It is quite unlikely that any Australian poet-blogger would be imprisoned for expressing contentious political views in poems published on her weblog, but the practice is not devoid of critics in Australia. One obvious criticism levelled at poet-bloggers here stems from the timeless quality vs quantity argument; it has been said that by saturating the cyberspace with literally inestimable amounts of unedited, unrefined poems – mostly in draft form – the poet-bloggers are contributing to the decline of quality, readability and therefore readership of contemporary poetry. As observed by one of Australia’s key poets and poetry critics Chris Wallace-Crabbe – and quoted in Jaya Savige’s article in The Australian – among the perceived reasons for the current lack of mainstream cultural interest in poetry has been ‘the lethal mix of vanity publishing, the uncritical gushing of blogger poets and narcissism’.
This view has been countered, with varying degrees of success, by quite a number of proud poet-bloggers – such as Maxine Beneba Clarke – but I for one am wary of uncritically embracing poetry-blogging.
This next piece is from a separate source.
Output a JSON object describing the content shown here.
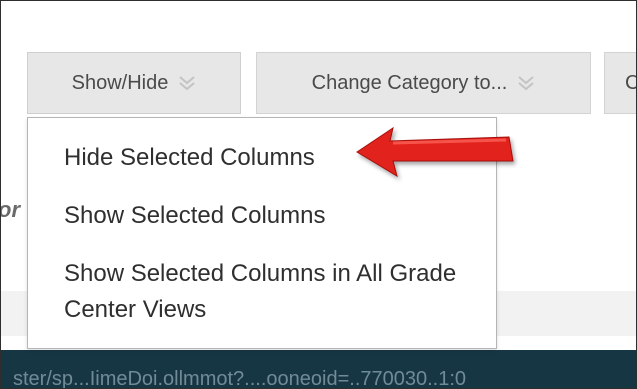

What, for example, could possibly be achieved by two very talented young Australian poets having a (no doubt very jocular and friendly, and hopefully mock) ‘poetry blogging battle to the death’ by seeing which poet receives the most reader comments? Wouldn’t gestures like this confirm poet-bloggers as indeed computer-savvy narcissists? And is there really no difference between a poem that has been carefully, at times painstakingly, constructed, edited and subjected to degrees of self-criticism by its author over a period of time – during perhaps numerous rejections by print journals and/or professionally edited e-journals – and a poem that has been posted on its author’s blog immediately after being spouted for the sake of generating online comments?
Barbarism is, to be sure, a relative concept. And as Benjamin famously said, every document of civilisation is, in the end, also a document of barbarity. I suspect that if Adorno was writing today, he would view poetry-blogging with a great deal of suspicion, as yet another example of technology further entrenching us in the wasteland of artificiality and reification. I personally believe there is some truly wonderful poetry to be found on blogs (see, for example, Jill Jones’s Ruby Street, Derek Motion Typingspace, Tara Mokhtari’s poetry blog, and Joel Scott’s hedging your bets) but I also look forward to more poet-bloggers taking Clarke’s advice – i.e. to desist from ‘post[ing] unedited drunk ramblings on Saturday nights’.